I watched as the waiter returned and set a glass of ice down in front of him.
“What do you say, Lachlan,” asked Kylie, as he began crunching on the cubes in front of him. “Thank you,” he said to the departing server.
A fondness for ice, odd as it may seem to some, is a result of Lachlan’s Sensory Processing Disorder, which is on the Autism Spectrum.
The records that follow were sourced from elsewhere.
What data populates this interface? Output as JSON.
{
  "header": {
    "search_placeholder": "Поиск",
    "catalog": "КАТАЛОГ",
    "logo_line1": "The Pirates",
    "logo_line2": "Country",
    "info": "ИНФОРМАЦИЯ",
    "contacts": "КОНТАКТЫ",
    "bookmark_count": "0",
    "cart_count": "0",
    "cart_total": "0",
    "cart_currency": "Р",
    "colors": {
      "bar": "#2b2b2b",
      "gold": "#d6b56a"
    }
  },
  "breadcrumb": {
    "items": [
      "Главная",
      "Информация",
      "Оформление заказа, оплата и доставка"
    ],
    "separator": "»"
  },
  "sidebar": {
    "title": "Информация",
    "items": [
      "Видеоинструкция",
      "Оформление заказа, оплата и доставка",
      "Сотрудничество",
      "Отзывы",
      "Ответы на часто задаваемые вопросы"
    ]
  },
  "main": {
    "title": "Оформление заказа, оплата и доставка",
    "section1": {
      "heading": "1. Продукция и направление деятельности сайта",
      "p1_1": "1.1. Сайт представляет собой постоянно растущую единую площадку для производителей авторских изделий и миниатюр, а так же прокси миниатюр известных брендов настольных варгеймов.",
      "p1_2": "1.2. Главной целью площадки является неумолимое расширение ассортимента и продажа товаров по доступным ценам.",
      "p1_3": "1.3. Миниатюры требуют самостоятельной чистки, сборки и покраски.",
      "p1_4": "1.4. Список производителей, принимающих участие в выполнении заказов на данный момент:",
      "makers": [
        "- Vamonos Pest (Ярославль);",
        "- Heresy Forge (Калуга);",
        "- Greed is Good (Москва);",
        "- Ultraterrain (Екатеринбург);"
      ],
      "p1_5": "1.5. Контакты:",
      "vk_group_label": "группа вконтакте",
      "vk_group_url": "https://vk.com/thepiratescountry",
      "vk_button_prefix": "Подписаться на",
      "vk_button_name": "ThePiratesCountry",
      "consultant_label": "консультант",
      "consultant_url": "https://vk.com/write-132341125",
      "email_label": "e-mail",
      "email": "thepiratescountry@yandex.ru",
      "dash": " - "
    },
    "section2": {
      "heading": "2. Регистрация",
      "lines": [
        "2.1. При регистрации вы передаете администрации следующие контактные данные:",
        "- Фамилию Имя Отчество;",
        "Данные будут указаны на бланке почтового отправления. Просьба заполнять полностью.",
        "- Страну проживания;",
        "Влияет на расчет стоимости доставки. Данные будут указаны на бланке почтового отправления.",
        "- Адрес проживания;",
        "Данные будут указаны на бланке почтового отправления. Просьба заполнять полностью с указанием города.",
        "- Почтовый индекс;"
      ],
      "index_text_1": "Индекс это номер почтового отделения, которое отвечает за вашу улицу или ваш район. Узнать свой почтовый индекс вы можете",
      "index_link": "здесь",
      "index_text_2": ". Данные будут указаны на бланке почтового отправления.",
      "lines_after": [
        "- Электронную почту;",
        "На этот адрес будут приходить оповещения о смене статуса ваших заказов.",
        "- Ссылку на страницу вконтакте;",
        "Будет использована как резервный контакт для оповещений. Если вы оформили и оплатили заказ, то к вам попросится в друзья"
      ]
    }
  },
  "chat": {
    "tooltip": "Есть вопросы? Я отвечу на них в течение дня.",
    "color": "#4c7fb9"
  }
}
And this habit is perhaps the most benign of the heart-wrenching challenges he has had to face.
“He doesn’t know how to control his senses,” explained his father, Steve Johnson, the Golf Superintendent at Al Mouj Golf. “If you are walking down a dark alley and are startled by a cat, you might get scared, but you will realise what it is and calm down, but he doesn’t have the facility to calm down.”
“We had to take him away from his own birthday party because he could not bear to hear the sound of the other children singing ‘Happy Birthday’ to him,” recalled Kylie. “His ears could not take the sound, and he would start screaming every time that happened.”
Lachlan’s challenges became apparent only after the couple had moved to Oman, making the situation more difficult to navigate.
“We had him enrolled in pre-school here, and then we realised that he wasn’t progressing as fast as his peers,” Kylie said. “Then, when we tried to get him enrolled in the local schools, they did not have the facilities (at the time), so we had to home-school him. It was really hard to do, because we were expatriates and weren’t allowed to hire anyone full time to look after him.”
Fortunately for families in Oman struggling with an autistic family member, help arrived in the form of the Association of Early Intervention for Children with Disabilities. “If you have a child with a disability, the entire family needs to work together and support each other,” explained Sabah Al Bahlani, the head of the association.
His mother and father have done their best to create a normal, safe environment for their son. “He perceives senses differently to us,” Steve continued. “He loves his food cold, which is why he loves eating so much ice. To you and me, ice is not something you would snack on, but his brain does not register that ice is cold.”
“Whenever we go into a restaurant, we’ll call ahead and tell them what Lachlan wants or we’ll order for him first so that they can put it into a freezer and then we’ll order our meals so that we can eat together,” Kylie explained.
Sabah Al Bahlani is glad to see families like Lachlan’s, but worries that often they are the exception rather than the norm as many families still feel the sting of social stigma over disabilities. “This is changing in Oman, and especially younger parents are coming forward with their children for help, but there is still a stigma in our society.” She feels that creating a culture of tolerance for those with disabilities needs to start early. “Children and teachers in school need to be educated about children with disabilities to understand their limits so that they can learn to work with them.”
To give back to the community and help other families, three years ago the Johnsons began a programme in collaboration with Al Mouj Golf to raise funds for autism awareness in the region. Titled ‘Golf Fore Autism’, last November the event raised OMR14,000 to combat autism in the Sultanate.
“Lachlan has his own challenges, but he is doing so much better now,” said Steve. “Those who have autism can live a life like any other, and what we would like for him in the future is for him to contribute to society and pay his taxes.”
Lachlan is now enrolled in a school that has been specially created for those who suffer from conditions very similar to his, and not only is he doing well, but he is ahead of his peers.
As I bid adieu to his parents Lachlan jumped up and high-fived me, grinning with childish energy and positivity.